We’re less than a month away from the first day of classes at Michigan State, which means I’ve finally had to stop pretending this summer will last forever and start designing syllabi, setting schedules, and planning lessons. I actually find this work enjoyable most of the time, even if I’d rather not be thinking about it quite yet. (Seriously. Didn’t spring semester end approximately two weeks ago?) But my favorite thing about this time of year: I get to buy school supplies.
I’ve always had a soft spot in my heart for office and desk supplies, and when I was a kid, I loved back to school shopping (but I was also one of those weird kids who got excited for the first day of school, so maybe I’m not completely normal). I loved picking out notebooks and pencils and binders and highlighters. I liked pulling the backing off a pack of pens and lying them out on the table to decide which ones would go to school with me and which would stay home on my desk.
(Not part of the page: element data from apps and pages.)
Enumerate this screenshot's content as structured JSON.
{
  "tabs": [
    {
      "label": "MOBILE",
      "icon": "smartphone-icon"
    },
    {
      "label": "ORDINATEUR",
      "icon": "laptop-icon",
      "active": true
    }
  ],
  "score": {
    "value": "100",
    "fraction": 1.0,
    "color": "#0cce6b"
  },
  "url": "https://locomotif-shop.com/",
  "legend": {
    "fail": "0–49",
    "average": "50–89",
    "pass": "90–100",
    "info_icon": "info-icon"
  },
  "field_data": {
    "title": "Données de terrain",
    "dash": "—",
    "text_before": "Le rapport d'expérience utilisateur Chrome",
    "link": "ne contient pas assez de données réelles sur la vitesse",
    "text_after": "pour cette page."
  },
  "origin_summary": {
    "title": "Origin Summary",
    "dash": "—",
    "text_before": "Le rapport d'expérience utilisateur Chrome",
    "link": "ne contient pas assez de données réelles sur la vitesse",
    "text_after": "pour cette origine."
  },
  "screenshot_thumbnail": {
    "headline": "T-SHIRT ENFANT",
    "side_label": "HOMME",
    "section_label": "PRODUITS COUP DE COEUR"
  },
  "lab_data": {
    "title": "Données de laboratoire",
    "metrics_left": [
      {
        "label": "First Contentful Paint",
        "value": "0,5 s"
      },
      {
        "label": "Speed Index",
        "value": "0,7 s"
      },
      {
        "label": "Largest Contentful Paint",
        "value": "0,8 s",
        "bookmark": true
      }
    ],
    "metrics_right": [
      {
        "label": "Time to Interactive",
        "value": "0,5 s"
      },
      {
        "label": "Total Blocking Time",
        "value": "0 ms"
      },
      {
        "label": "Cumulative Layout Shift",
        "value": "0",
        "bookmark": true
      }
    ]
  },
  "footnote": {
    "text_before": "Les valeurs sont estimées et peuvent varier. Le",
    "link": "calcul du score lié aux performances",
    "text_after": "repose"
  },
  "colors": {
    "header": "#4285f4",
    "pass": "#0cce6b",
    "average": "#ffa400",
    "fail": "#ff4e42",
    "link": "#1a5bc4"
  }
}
I loved color coordinating my notebooks, binders, and folders. My parents tolerated my exuberance, and maybe even encouraged it, by continuing to let me buy new things each year, even after I acquired a large supply of automatic pencil lead and notebooks with only a few used pages. (As an aside, this accumulation came in handy when I was in college.)
Back to school shopping is different for me these days, of course. Unlike K through 12 teachers, I don’t have a classroom to stock or decorate, and my students bring most of what they need. I do have my own office, which is far from common in the world of non-tenure-track faculty, but I don’t keep much stuff there. I do most of my grading at home and on the computer. Even most of my teaching uses digital tools these days. Still, I acquired a few new things.
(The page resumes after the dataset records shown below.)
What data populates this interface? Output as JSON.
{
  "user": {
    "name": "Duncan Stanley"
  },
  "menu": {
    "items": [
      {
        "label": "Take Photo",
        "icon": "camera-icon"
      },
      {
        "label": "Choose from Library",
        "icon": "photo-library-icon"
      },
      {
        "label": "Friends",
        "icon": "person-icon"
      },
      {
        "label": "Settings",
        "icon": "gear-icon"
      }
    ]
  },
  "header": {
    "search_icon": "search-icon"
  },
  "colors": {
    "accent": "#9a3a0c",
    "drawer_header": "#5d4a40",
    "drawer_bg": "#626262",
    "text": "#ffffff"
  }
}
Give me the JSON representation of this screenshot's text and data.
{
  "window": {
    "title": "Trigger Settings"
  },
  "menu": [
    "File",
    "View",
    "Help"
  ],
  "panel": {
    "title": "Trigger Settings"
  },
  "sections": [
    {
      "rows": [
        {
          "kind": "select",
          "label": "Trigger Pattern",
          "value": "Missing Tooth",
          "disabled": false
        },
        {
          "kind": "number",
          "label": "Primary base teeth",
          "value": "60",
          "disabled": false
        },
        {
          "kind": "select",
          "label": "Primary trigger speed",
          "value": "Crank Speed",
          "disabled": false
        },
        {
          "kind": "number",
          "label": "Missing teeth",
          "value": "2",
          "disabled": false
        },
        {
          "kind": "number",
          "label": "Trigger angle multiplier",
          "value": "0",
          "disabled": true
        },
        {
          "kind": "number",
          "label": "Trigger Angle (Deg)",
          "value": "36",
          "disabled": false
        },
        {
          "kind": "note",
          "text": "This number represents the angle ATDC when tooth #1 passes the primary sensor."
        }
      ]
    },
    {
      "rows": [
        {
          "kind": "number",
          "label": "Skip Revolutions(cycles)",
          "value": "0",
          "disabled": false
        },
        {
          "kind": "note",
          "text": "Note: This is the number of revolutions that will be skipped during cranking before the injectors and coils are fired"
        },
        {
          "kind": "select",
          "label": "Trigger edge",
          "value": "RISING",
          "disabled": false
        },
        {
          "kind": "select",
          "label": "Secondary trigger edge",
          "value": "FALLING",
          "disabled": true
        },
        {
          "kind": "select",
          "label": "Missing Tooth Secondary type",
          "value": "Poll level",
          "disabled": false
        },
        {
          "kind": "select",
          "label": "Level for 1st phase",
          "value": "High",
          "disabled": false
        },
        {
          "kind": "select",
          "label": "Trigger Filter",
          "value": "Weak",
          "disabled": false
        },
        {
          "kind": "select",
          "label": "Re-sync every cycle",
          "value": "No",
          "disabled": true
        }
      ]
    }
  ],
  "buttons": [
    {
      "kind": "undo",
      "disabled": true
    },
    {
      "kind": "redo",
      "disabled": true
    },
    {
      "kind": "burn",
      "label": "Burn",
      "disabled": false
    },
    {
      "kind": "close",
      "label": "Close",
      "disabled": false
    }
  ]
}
I treat myself to new pens before each new year. My freshmen will probably be getting mostly digital feedback from me this year (thank you Google Drive for adding a track-changes-type feature to the already awesome commenting system), but the students in my editing classes still get a lot of hard-copy feedback. I think robust feedback is an important part of my job as a teacher, and I figure if I’m going to do it, I might as well do it with pretty colors of ink.
For three years, every time I’ve needed to white something out I’ve had to walk down to the main office and borrow the stuff there. Now I have my own, and as a writing and editing professor who is still human enough to make the occasional mistake, this comes in handy.
While I don’t often have a use for highlighters, when I want one, nothing else makes a good substitute. Plus, they come in pretty colors.
new binders and divider tabs
Though I keep digital copies of the handouts I make, I also like to keep print copies, and I keep a separate binder for each course I teach. This year I’m teaching a brand new course on magazine production (more on that later!), which meant getting two new binders. One will hold assignments and handouts and live in my office, but the other will come to class every day and serve as our production handbook. I’m going to have the students create style guides, process documents, and instruction manuals, among other things. There will be digital copies of all of this, too, of course, but I’ve always found it helpful to have a print resource as well. We’ll see if the students agree.
stickers (not yet acquired)
I still need to buy some stickers. It may sound odd, but two years ago I randomly put some stickers on a short homework assignment from my 300-level class, and when I didn’t do the same on the next assignment, the students complained. So now I try to always keep stickers on hand. I looked for some at Meijer the other day, but I could only find fancy scrapbooking stickers, so I’m still on the hunt for good (but cheap) packs.
Does anyone else get excited for back to school shopping? And, more importantly, does anyone else use silly things like stickers with their adult students? I’ll admit I’ve never tried anything like that with my first-year students because they seem more likely to find it lame.by